Activity: Only a number is expected in reply: the count of lines below where the word "sessions" occurs.
[[ Source material, beginning ]]
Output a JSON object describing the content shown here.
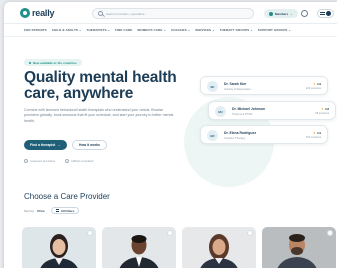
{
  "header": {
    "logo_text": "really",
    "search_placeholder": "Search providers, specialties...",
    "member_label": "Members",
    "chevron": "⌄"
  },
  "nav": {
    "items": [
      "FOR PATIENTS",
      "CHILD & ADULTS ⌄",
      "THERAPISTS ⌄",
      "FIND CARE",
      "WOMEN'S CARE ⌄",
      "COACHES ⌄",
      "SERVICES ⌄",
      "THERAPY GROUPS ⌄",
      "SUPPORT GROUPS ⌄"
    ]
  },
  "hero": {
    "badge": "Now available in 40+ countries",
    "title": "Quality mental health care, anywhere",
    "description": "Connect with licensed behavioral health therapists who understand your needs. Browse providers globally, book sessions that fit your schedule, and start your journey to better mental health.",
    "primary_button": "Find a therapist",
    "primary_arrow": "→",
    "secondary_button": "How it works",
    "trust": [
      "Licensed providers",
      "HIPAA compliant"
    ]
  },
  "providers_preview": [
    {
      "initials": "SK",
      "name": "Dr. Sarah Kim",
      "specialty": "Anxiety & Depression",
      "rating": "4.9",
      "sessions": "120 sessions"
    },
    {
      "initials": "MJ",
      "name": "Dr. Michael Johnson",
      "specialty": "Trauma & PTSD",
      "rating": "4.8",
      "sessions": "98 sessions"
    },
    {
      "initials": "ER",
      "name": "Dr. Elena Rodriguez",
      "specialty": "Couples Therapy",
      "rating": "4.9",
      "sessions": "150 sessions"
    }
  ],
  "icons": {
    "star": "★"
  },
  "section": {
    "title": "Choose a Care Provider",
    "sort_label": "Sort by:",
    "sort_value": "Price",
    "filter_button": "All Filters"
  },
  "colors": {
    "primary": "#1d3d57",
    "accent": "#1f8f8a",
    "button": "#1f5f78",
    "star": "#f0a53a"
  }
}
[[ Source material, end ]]
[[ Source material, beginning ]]
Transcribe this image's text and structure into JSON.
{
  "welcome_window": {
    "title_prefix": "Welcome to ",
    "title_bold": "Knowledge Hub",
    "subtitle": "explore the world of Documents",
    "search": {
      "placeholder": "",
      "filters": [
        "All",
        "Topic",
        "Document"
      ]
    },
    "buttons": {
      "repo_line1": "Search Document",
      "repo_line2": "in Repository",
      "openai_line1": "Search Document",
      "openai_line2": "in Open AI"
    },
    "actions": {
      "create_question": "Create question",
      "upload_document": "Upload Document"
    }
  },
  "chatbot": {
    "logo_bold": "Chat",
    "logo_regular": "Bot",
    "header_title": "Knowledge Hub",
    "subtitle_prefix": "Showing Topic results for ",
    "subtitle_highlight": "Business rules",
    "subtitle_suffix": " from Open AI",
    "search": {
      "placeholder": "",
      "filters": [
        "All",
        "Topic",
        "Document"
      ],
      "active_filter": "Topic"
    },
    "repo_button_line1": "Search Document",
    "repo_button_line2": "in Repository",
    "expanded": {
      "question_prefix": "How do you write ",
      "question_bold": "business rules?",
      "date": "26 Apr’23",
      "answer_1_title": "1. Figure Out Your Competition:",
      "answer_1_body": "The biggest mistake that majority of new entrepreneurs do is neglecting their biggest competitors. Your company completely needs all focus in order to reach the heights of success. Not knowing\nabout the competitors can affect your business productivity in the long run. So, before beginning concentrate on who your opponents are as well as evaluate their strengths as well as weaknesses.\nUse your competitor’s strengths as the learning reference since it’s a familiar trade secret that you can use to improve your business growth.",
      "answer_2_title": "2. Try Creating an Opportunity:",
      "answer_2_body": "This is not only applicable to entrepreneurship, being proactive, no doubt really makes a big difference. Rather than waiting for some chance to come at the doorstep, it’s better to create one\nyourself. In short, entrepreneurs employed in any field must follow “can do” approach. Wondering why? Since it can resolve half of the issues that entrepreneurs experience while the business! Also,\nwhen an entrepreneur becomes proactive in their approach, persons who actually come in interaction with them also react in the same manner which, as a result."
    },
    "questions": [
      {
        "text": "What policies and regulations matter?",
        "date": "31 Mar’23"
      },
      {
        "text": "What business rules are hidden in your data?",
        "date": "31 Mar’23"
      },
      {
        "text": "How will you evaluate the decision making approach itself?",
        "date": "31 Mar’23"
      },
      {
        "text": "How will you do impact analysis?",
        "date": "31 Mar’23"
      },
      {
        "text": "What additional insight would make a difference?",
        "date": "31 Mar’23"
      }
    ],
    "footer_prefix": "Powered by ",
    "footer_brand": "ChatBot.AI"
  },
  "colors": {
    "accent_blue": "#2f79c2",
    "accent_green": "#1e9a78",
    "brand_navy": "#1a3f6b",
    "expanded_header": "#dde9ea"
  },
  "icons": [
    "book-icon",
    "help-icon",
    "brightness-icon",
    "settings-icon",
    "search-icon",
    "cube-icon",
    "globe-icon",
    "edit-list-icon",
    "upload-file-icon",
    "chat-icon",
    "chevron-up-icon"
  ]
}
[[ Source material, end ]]
Response to the exercise: 4